Entries taken from a collection
+---+
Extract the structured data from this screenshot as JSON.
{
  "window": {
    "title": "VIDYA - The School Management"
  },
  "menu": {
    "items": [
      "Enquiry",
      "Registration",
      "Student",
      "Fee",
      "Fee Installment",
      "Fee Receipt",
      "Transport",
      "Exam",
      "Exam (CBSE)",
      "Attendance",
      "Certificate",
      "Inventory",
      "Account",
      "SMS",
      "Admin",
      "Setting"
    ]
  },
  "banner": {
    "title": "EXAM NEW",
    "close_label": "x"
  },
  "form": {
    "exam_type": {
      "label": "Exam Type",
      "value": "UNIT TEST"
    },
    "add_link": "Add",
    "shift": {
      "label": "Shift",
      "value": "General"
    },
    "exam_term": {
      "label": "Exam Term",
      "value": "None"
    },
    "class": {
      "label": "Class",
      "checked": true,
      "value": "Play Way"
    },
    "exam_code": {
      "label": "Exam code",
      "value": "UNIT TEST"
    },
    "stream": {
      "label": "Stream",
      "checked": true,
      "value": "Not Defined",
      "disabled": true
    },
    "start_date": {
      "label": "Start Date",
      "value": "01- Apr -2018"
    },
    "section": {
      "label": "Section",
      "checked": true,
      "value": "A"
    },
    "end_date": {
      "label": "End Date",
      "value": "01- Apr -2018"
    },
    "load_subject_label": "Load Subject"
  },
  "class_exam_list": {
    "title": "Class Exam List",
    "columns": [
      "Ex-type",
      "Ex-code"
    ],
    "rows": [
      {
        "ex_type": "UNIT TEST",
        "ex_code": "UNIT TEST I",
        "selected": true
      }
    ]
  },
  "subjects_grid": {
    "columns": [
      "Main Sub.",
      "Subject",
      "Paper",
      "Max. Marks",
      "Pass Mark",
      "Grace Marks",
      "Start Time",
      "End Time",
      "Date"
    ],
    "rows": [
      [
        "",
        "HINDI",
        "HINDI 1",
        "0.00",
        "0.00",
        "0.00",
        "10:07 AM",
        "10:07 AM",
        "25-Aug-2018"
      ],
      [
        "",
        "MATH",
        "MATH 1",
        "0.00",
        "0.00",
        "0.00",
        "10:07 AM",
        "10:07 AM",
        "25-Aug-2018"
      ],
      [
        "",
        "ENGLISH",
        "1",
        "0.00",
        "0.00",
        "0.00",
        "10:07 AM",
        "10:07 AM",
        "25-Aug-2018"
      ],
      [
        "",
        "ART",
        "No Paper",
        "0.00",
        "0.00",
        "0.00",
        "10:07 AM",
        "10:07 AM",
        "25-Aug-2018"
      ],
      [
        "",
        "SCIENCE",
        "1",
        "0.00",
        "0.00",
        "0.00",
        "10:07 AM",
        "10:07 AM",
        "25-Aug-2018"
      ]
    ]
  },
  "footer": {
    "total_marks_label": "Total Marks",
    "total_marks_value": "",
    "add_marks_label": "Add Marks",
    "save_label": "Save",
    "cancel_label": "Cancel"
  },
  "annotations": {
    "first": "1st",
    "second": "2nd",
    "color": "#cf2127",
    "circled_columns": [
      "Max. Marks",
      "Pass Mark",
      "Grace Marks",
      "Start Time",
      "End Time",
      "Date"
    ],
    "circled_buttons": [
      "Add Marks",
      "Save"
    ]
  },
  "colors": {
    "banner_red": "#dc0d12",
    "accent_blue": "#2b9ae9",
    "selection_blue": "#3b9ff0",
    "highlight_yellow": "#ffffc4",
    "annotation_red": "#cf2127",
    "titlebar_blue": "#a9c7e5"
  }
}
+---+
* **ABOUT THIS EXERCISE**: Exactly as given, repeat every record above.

* **WRITTEN SOLUTION**:
Extract the structured data from this screenshot as JSON.
{
  "window": {
    "title": "VIDYA - The School Management"
  },
  "menu": {
    "items": [
      "Enquiry",
      "Registration",
      "Student",
      "Fee",
      "Fee Installment",
      "Fee Receipt",
      "Transport",
      "Exam",
      "Exam (CBSE)",
      "Attendance",
      "Certificate",
      "Inventory",
      "Account",
      "SMS",
      "Admin",
      "Setting"
    ]
  },
  "banner": {
    "title": "EXAM NEW",
    "close_label": "x"
  },
  "form": {
    "exam_type": {
      "label": "Exam Type",
      "value": "UNIT TEST"
    },
    "add_link": "Add",
    "shift": {
      "label": "Shift",
      "value": "General"
    },
    "exam_term": {
      "label": "Exam Term",
      "value": "None"
    },
    "class": {
      "label": "Class",
      "checked": true,
      "value": "Play Way"
    },
    "exam_code": {
      "label": "Exam code",
      "value": "UNIT TEST"
    },
    "stream": {
      "label": "Stream",
      "checked": true,
      "value": "Not Defined",
      "disabled": true
    },
    "start_date": {
      "label": "Start Date",
      "value": "01- Apr -2018"
    },
    "section": {
      "label": "Section",
      "checked": true,
      "value": "A"
    },
    "end_date": {
      "label": "End Date",
      "value": "01- Apr -2018"
    },
    "load_subject_label": "Load Subject"
  },
  "class_exam_list": {
    "title": "Class Exam List",
    "columns": [
      "Ex-type",
      "Ex-code"
    ],
    "rows": [
      {
        "ex_type": "UNIT TEST",
        "ex_code": "UNIT TEST I",
        "selected": true
      }
    ]
  },
  "subjects_grid": {
    "columns": [
      "Main Sub.",
      "Subject",
      "Paper",
      "Max. Marks",
      "Pass Mark",
      "Grace Marks",
      "Start Time",
      "End Time",
      "Date"
    ],
    "rows": [
      [
        "",
        "HINDI",
        "HINDI 1",
        "0.00",
        "0.00",
        "0.00",
        "10:07 AM",
        "10:07 AM",
        "25-Aug-2018"
      ],
      [
        "",
        "MATH",
        "MATH 1",
        "0.00",
        "0.00",
        "0.00",
        "10:07 AM",
        "10:07 AM",
        "25-Aug-2018"
      ],
      [
        "",
        "ENGLISH",
        "1",
        "0.00",
        "0.00",
        "0.00",
        "10:07 AM",
        "10:07 AM",
        "25-Aug-2018"
      ],
      [
        "",
        "ART",
        "No Paper",
        "0.00",
        "0.00",
        "0.00",
        "10:07 AM",
        "10:07 AM",
        "25-Aug-2018"
      ],
      [
        "",
        "SCIENCE",
        "1",
        "0.00",
        "0.00",
        "0.00",
        "10:07 AM",
        "10:07 AM",
        "25-Aug-2018"
      ]
    ]
  },
  "footer": {
    "total_marks_label": "Total Marks",
    "total_marks_value": "",
    "add_marks_label": "Add Marks",
    "save_label": "Save",
    "cancel_label": "Cancel"
  },
  "annotations": {
    "first": "1st",
    "second": "2nd",
    "color": "#cf2127",
    "circled_columns": [
      "Max. Marks",
      "Pass Mark",
      "Grace Marks",
      "Start Time",
      "End Time",
      "Date"
    ],
    "circled_buttons": [
      "Add Marks",
      "Save"
    ]
  },
  "colors": {
    "banner_red": "#dc0d12",
    "accent_blue": "#2b9ae9",
    "selection_blue": "#3b9ff0",
    "highlight_yellow": "#ffffc4",
    "annotation_red": "#cf2127",
    "titlebar_blue": "#a9c7e5"
  }
}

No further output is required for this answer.